→ ABOUT THIS TASK
All of the listing should be output exactly, apart from the pictures.

→ MATERIAL SUPPLIED
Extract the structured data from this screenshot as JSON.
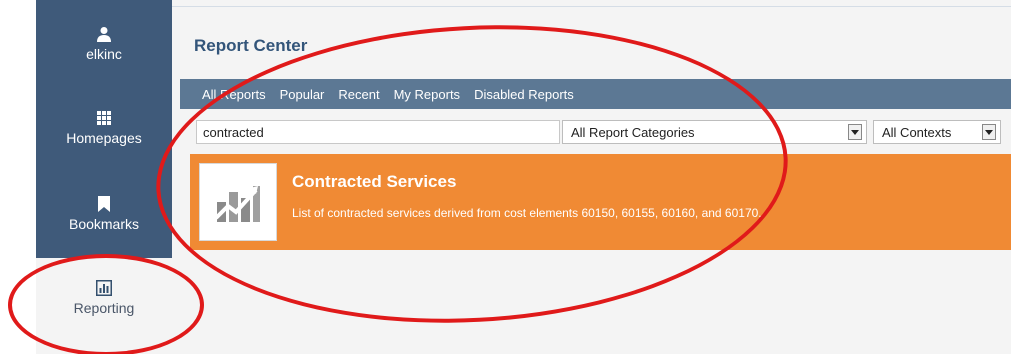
{
  "sidebar": {
    "user": {
      "label": "elkinc",
      "icon": "user-icon"
    },
    "homepages": {
      "label": "Homepages",
      "icon": "grid-icon"
    },
    "bookmarks": {
      "label": "Bookmarks",
      "icon": "bookmark-icon"
    },
    "reporting": {
      "label": "Reporting",
      "icon": "bar-chart-icon"
    }
  },
  "header": {
    "title": "Report Center"
  },
  "tabs": [
    "All Reports",
    "Popular",
    "Recent",
    "My Reports",
    "Disabled Reports"
  ],
  "filters": {
    "search_value": "contracted",
    "category_selected": "All Report Categories",
    "context_selected": "All Contexts"
  },
  "report": {
    "title": "Contracted Services",
    "description": "List of contracted services derived from cost elements 60150, 60155, 60160, and 60170.",
    "icon": "chart-thumbnail-icon"
  },
  "colors": {
    "sidebar_bg": "#3f5a7a",
    "tabbar_bg": "#5c7894",
    "card_bg": "#f08a34",
    "title_color": "#33557a",
    "annotation": "#e01a1a"
  }
}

→ PROBLEM SOLUTION
Extract the structured data from this screenshot as JSON.
{
  "sidebar": {
    "user": {
      "label": "elkinc",
      "icon": "user-icon"
    },
    "homepages": {
      "label": "Homepages",
      "icon": "grid-icon"
    },
    "bookmarks": {
      "label": "Bookmarks",
      "icon": "bookmark-icon"
    },
    "reporting": {
      "label": "Reporting",
      "icon": "bar-chart-icon"
    }
  },
  "header": {
    "title": "Report Center"
  },
  "tabs": [
    "All Reports",
    "Popular",
    "Recent",
    "My Reports",
    "Disabled Reports"
  ],
  "filters": {
    "search_value": "contracted",
    "category_selected": "All Report Categories",
    "context_selected": "All Contexts"
  },
  "report": {
    "title": "Contracted Services",
    "description": "List of contracted services derived from cost elements 60150, 60155, 60160, and 60170.",
    "icon": "chart-thumbnail-icon"
  },
  "colors": {
    "sidebar_bg": "#3f5a7a",
    "tabbar_bg": "#5c7894",
    "card_bg": "#f08a34",
    "title_color": "#33557a",
    "annotation": "#e01a1a"
  }
}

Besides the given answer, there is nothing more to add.